Pointers from Piedra
Story and Photos Contributed by Ruffwear Ambassador Krissy Moehl
They say, whoever they is, that the right dog will come into your life when you are ready for it. For 10 years I talked, and dreamed, and thought about having a dog. A four-legged bud to run trails with, a pup to accompany me on road trips, and a fuzzy body to warm my feet while I worked from home. Last fall as I closed in on a full 10 years of longing for a dog, I put a Christmas deadline on myself: if I didn’t find a pup by Christmas 2016 then I needed to stop talking about it and realize that I really wasn’t living a life that could accommodate a dog. Sounds harsh, but 10 years is a long time of traveling the world, moving homes – 11 times in 11 years – and balancing a schedule that was anything but dog friendly. But, I now own a home that has access to trails. I moved closer to where I grew up and am spending a Local Year getting to know my region. The timing felt right. I wanted to have that I just knew it when I saw her moment. And I did.
The fall was full of dog searches, Humane Society visits and even approaching stray dogs, “Are you my pup?” I knew I wanted a girl dog. It’d be great if she was at least a year old. I was happy to find a mixed breed, small to medium sized. Her name, Piedra, came to me about a month before we met. I was running down the Fragrance Lake trail, which is along the Chuckanut 50k course. While bouncing over the rocks my mind wandered along a spaghetti-like train of thought. What would it be like to share the trails with my pup? What will she look like? What will I call her? And as I landed firmly on a rock step, it hit me. Piedra. Piedra means rock or stone in Spanish, and is a feminine noun. I received a minor in Spanish at the University of Washington and liked the connection. Add my love of trail running, the rocks that make up the technical trails where I live, and the stable visual a rock offers. I felt like I found a perfect name. When people told me about owning a dog and the impact that unconditional love and consistency a dog has in one’s life, my little rock, Piedra, felt appropriate.
And sure enough little PD came into my world December 15, 2016, ten days before Christmas. After a somewhat rough adoption process that resulted in huge confirmation that she IS my dog, we are now 6 months in and both learning every day. I started a list early on of “Pointers from Piedra” because I felt like this little girl was constantly teaching me life lessons, sometimes reinforcing ones I had learned from my long runs and other new perspectives that definitely needed to be added to my life. Three of my favorites pointers are:
1) It’s not always, it’s just right now. There are fits of barking. There are sweet cuddling moments. There have been diarrhea runs. Vet visits. Crazy running in circles. Long naps on my feet. Nipping at my hands and heels. Wet nose wake ups in the morning. A constant shadow as she follows me from room to room. She is a great reminder that IT is not always, it is just right now. This too will pass. This is a moment to be treasured. All lessons I need to be reminded of as they reinforce the importance of presence, especially for a person that is not very patient.

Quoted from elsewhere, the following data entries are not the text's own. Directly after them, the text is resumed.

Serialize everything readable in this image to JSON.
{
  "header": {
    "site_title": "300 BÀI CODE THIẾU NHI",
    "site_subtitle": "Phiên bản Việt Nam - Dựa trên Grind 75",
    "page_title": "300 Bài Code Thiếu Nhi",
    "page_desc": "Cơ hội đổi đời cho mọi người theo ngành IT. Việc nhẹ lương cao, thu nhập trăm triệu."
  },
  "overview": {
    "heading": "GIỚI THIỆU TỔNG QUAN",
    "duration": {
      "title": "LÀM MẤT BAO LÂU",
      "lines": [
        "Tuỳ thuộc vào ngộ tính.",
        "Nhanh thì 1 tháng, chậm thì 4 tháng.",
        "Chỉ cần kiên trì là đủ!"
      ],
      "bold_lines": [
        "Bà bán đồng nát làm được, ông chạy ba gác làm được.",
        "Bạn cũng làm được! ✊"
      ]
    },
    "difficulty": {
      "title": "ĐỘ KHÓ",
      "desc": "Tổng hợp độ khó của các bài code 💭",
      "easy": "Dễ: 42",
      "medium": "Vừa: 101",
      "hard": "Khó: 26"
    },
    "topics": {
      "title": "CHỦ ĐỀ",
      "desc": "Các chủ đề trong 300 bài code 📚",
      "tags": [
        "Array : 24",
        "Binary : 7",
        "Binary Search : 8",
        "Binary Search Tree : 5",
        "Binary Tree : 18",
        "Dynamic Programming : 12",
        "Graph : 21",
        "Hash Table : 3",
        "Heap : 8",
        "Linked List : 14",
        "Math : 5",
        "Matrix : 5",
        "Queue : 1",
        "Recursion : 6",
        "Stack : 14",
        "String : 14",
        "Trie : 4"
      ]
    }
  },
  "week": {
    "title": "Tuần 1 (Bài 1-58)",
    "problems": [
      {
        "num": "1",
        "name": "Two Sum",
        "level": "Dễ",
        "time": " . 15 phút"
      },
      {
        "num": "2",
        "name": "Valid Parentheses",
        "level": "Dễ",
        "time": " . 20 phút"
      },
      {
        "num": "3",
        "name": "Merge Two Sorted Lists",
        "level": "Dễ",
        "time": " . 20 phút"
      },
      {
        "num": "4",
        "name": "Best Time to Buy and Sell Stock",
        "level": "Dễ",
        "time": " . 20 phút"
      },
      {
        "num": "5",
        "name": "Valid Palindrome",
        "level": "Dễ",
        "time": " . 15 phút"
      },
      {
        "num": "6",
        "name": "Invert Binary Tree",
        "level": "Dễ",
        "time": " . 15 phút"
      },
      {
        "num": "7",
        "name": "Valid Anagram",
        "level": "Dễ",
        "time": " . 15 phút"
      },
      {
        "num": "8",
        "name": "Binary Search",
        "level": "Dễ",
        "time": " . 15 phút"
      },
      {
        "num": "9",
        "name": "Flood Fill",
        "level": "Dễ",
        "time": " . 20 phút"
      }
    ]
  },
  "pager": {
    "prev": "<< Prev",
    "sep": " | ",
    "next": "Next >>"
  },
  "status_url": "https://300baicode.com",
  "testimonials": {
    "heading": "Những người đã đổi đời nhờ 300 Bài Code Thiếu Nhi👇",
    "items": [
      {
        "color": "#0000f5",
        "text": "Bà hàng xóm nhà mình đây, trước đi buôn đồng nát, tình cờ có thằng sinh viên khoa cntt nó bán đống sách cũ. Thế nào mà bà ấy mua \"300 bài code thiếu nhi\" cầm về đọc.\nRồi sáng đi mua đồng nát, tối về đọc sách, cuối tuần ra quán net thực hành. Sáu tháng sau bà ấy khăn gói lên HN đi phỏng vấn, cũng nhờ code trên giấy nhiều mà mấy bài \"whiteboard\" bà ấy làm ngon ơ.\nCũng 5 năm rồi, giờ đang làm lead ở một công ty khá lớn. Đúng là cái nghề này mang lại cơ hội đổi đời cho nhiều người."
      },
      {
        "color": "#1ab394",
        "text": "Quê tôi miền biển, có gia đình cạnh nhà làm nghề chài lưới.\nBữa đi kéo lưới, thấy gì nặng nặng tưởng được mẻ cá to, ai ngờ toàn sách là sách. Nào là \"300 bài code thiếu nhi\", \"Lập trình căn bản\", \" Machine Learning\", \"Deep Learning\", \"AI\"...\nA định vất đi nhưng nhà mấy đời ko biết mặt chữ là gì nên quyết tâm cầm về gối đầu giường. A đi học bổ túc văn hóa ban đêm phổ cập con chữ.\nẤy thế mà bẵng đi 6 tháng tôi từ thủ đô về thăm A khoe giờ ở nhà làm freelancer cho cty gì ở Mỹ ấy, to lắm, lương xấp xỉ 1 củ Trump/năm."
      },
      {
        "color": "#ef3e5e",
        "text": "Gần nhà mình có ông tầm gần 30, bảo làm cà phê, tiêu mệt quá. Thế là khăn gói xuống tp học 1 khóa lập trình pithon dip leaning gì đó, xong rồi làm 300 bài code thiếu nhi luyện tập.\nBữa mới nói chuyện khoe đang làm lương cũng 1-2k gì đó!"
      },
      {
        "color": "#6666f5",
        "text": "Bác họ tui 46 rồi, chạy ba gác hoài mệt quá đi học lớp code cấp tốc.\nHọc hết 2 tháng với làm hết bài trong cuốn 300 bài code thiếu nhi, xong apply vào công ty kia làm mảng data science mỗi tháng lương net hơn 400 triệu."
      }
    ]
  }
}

2) Consistency. PD is a smart dog and with the tiniest bit of consistency she learns new tricks, good (or bad) behaviors, and likewise is consistent in her needs. This lesson rings through from my childhood reminding me of the importance my mother placed on consistency in anything we pursued.
3) Curiosity. Approach the world with curiosity. Everything is a wonder. I picked up PD in December and first introduced her to snow and mud. Now that it is spring moving in to summer she has discovered creeks to cool herself as the temperatures rise. She saw me catch my first fish. She learned to swim in her little PFD. She sniffs everything. She barks when I hug people because she wants to know them too. Her ears perk up at a distant sound and she tilts her head this way and that when I talk to her, trying desperately to understand. Her curiosity is inspiring.
The right dog came in to my life and I was finally ready. And when her photo popped up on Facebook, I had to go see. When I walked off the elevator and she ran out the door to greet me, barking and piddling in excitement along the way, I just knew she was my pup.
If you are curious where the D in PD comes from, after Piedra met her grandparents she secured the 2nd name, Dura, thanks to her grandpa who also speaks Spanish. He knows that the adjective follows the the noun and therefore Dura, which means hard, in Piedra Dura translates to Hardrock, a very significant running event in my life.
Krissy Moehl is a professional ultra runner, writer, coach, and race director. She and PD live in the Pacific Northwest.